This photo released by Mato Grosso Firefighters, shows the Chapada dos Guimaraes wild fires, in Mato Grosso state, Brazil, Friday, Aug. 23, 2019. Brazilian President Jair Bolsonaro on Friday said he might send the military to fight massive fires in the Amazon as an international outcry over his handling of the environmental crisis grows. (AP)

The photos are searing. The statistics are staggering. The costs are incalculable. The need for action is clear and present. The abdication of leaders who have the power to act is tragic, and cannot stand.

We speak of 40,000 fires that have raged across the precious Amazon rainforest in Brazil so far this year, and of a criminal failure to respond by President Jair Bolsonaro, a Trumpian populist who once nicknamed himself “captain chainsaw.”

The rainforest is not only home to 1 million people and 3 million species of plants and animals. It is the natural repository of a quarter of the carbon dioxide our planet currently produces. In case you’ve been encased in a block of ice these past two decades, carbon dioxide emissions drive climate change.

Some forest fires are natural; this year brought a dramatic spike, likely brought on by deforestation and Bolsonaro-incited arson, to clear land for cattle ranching. Bolsonaro does worse than yawn; he baselessly calls his critics firestarters, and says his government lacks the resources to put them out.

Recognizing the emergency, other countries’ leaders are using their economic leverage to try to save the Amazon. French President Emmanuel Macron threatens to scuttle a major trade deal.

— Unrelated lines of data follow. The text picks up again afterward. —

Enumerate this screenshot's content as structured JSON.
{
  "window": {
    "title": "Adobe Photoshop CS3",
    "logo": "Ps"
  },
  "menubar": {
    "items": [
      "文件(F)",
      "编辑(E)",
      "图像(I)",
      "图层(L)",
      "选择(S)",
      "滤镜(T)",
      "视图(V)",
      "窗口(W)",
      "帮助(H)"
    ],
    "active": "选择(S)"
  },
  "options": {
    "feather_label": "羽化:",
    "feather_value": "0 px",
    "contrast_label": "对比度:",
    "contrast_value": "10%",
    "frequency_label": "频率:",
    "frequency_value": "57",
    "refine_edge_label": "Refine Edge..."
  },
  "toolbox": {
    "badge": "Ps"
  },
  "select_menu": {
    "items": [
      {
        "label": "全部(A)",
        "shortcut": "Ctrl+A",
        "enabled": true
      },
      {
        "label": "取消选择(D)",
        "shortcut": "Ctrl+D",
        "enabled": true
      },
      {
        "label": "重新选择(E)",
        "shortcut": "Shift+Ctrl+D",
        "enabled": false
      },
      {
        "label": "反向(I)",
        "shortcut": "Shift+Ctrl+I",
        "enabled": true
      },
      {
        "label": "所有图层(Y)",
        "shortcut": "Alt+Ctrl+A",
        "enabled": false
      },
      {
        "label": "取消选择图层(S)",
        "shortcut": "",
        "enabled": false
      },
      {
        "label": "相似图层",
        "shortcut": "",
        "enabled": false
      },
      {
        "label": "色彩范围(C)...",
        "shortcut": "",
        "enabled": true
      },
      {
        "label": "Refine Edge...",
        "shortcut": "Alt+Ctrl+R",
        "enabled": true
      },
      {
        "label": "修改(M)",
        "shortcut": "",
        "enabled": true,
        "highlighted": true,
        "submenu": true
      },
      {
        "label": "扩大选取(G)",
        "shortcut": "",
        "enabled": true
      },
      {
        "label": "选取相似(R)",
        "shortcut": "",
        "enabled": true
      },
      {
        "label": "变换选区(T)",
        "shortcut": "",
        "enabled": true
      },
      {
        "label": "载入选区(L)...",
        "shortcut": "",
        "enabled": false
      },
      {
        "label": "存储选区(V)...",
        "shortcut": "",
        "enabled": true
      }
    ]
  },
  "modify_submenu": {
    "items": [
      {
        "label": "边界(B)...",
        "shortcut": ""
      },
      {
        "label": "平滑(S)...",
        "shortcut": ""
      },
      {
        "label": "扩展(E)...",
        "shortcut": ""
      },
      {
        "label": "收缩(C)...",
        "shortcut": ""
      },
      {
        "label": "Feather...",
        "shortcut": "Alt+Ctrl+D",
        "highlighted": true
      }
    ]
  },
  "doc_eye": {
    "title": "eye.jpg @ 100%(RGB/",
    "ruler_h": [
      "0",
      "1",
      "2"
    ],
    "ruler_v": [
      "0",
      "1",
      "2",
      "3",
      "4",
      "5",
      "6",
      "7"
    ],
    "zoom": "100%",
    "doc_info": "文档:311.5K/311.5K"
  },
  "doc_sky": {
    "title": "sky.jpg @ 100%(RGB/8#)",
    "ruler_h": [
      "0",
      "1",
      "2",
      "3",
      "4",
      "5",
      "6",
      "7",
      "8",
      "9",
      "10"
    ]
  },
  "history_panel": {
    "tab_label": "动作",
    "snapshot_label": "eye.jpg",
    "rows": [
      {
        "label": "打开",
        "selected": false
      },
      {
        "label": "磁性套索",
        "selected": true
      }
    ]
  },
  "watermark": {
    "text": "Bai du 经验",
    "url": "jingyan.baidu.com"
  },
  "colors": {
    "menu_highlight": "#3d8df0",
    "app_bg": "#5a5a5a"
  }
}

If the U.S. president had the wisdom to take a break from denigrating Denmark and escalating a trade war with China, he might make a promised U.S.-Brazil free trade deal contingent on swift action to save a vital swath of Earth.

Then again, if Donald Trump had a modicum of wisdom, he wouldn’t be Donald Trump.